Can sump pump gurgling damage the pump?
While sump pump gurgling is typically not damaging to the pump itself, prolonged or excessive gurgling can potentially cause damage to the pump over time.
Gurgling is often indicative of an issue with the pump or sump pit that should be addressed to ensure proper operation and prevent potential damage.
When a sump pump gurgles, it typically means that the water is not flowing properly through the system. This could be due to a clog in either the pump or the discharge pipe.
When water is not properly flowing, it can cause the pump to work harder to remove it from the sump pit. This increased workload can lead to the pump overheating or burning out over time.
Is it normal for a sump pump to make noise?
It’s common for sump pumps to emit low-humming noises during daily operations. This is due to the motor and impeller inside the pump that removes water from the sump pit. However, if the pump humbles louder than usual, it may indicate a problem.
A louder hum could mean the pump is experiencing difficulty moving water through the discharge pipe, potentially due to a clog or a worn-out impeller. Another indicator of a malfunctioning sump pump could be if it is not pumping water, despite the noise.
Stop Your Sump Pump From Gurgling: Take Action & Ensure Home Protection
Sump pump gurgling can be quite frustrating, but it is preventable. With the various steps outlined above, such as replacing check valves, adjusting pump switches, and clearing debris in the discharge pipe, you can keep your sump pump from gurgling.
Remember always to keep your sump pump well-maintained to ensure its longevity and reliability and provide the protection you need for your home.

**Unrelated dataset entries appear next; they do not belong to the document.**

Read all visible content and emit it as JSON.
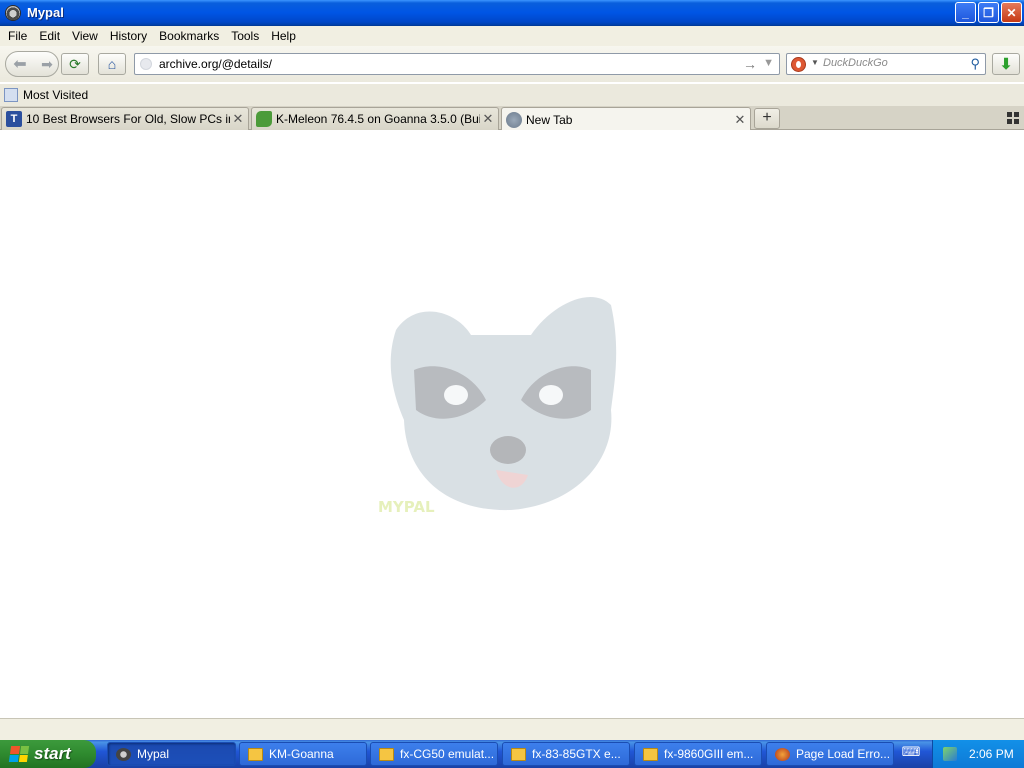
{
  "window": {
    "title": "Mypal"
  },
  "menu": [
    "File",
    "Edit",
    "View",
    "History",
    "Bookmarks",
    "Tools",
    "Help"
  ],
  "navbar": {
    "url": "archive.org/@details/",
    "search_placeholder": "DuckDuckGo"
  },
  "bookmarks": {
    "most_visited": "Most Visited"
  },
  "tabs": [
    {
      "title": "10 Best Browsers For Old, Slow PCs in 20...",
      "icon": "tv-site-icon",
      "active": false
    },
    {
      "title": "K-Meleon 76.4.5 on Goanna 3.5.0 (Build ...",
      "icon": "kmeleon-icon",
      "active": false
    },
    {
      "title": "New Tab",
      "icon": "globe-icon",
      "active": true
    }
  ],
  "content": {
    "logo": "mypal-raccoon-logo",
    "logo_text": "MYPAL"
  },
  "taskbar": {
    "start_label": "start",
    "tasks": [
      {
        "label": "Mypal",
        "active": true
      },
      {
        "label": "KM-Goanna",
        "active": false
      },
      {
        "label": "fx-CG50 emulat...",
        "active": false
      },
      {
        "label": "fx-83-85GTX e...",
        "active": false
      },
      {
        "label": "fx-9860GIII em...",
        "active": false
      },
      {
        "label": "Page Load Erro...",
        "active": false
      }
    ],
    "clock": "2:06 PM"
  },
  "colors": {
    "titlebar": "#0055e5",
    "taskbar": "#2157d7",
    "start": "#2f8a2f",
    "chrome": "#ebe9dd"
  }
}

Don’t let sump pump gurgling be your problem. Take the right approach, and enjoy peace of mind and a comfortable, dry basement.